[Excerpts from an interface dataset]
________

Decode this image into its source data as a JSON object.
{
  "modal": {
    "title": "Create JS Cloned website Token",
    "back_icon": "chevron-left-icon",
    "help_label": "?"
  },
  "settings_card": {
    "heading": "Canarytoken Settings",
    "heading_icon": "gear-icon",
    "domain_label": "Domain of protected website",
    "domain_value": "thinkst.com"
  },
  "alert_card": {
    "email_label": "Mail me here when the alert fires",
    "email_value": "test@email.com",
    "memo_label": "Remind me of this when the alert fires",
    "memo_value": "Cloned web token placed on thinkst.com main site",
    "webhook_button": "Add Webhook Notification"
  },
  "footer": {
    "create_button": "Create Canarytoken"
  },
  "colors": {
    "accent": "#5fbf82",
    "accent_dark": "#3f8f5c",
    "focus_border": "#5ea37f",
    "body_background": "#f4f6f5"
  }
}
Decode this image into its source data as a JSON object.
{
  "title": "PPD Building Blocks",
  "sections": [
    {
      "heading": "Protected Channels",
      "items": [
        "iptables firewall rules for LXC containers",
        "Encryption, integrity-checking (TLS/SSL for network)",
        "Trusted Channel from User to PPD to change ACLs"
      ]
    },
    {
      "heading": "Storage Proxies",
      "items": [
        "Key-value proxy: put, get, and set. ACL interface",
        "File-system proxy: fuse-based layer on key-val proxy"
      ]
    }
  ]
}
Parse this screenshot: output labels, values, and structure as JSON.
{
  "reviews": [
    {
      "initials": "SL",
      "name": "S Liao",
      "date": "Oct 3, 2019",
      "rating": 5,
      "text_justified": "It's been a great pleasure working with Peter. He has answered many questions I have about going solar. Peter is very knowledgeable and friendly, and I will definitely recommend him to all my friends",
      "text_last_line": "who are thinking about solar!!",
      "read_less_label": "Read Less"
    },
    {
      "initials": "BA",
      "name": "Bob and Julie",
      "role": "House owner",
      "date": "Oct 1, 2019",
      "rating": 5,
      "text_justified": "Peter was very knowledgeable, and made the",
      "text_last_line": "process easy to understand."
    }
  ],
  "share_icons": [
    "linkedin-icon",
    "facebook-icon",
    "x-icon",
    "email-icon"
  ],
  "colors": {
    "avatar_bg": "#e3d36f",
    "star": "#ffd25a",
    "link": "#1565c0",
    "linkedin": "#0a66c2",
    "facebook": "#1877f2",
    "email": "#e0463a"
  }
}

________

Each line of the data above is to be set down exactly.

▶ _Answer to the exercise_
Decode this image into its source data as a JSON object.
{
  "modal": {
    "title": "Create JS Cloned website Token",
    "back_icon": "chevron-left-icon",
    "help_label": "?"
  },
  "settings_card": {
    "heading": "Canarytoken Settings",
    "heading_icon": "gear-icon",
    "domain_label": "Domain of protected website",
    "domain_value": "thinkst.com"
  },
  "alert_card": {
    "email_label": "Mail me here when the alert fires",
    "email_value": "test@email.com",
    "memo_label": "Remind me of this when the alert fires",
    "memo_value": "Cloned web token placed on thinkst.com main site",
    "webhook_button": "Add Webhook Notification"
  },
  "footer": {
    "create_button": "Create Canarytoken"
  },
  "colors": {
    "accent": "#5fbf82",
    "accent_dark": "#3f8f5c",
    "focus_border": "#5ea37f",
    "body_background": "#f4f6f5"
  }
}
Decode this image into its source data as a JSON object.
{
  "title": "PPD Building Blocks",
  "sections": [
    {
      "heading": "Protected Channels",
      "items": [
        "iptables firewall rules for LXC containers",
        "Encryption, integrity-checking (TLS/SSL for network)",
        "Trusted Channel from User to PPD to change ACLs"
      ]
    },
    {
      "heading": "Storage Proxies",
      "items": [
        "Key-value proxy: put, get, and set. ACL interface",
        "File-system proxy: fuse-based layer on key-val proxy"
      ]
    }
  ]
}
Parse this screenshot: output labels, values, and structure as JSON.
{
  "reviews": [
    {
      "initials": "SL",
      "name": "S Liao",
      "date": "Oct 3, 2019",
      "rating": 5,
      "text_justified": "It's been a great pleasure working with Peter. He has answered many questions I have about going solar. Peter is very knowledgeable and friendly, and I will definitely recommend him to all my friends",
      "text_last_line": "who are thinking about solar!!",
      "read_less_label": "Read Less"
    },
    {
      "initials": "BA",
      "name": "Bob and Julie",
      "role": "House owner",
      "date": "Oct 1, 2019",
      "rating": 5,
      "text_justified": "Peter was very knowledgeable, and made the",
      "text_last_line": "process easy to understand."
    }
  ],
  "share_icons": [
    "linkedin-icon",
    "facebook-icon",
    "x-icon",
    "email-icon"
  ],
  "colors": {
    "avatar_bg": "#e3d36f",
    "star": "#ffd25a",
    "link": "#1565c0",
    "linkedin": "#0a66c2",
    "facebook": "#1877f2",
    "email": "#e0463a"
  }
}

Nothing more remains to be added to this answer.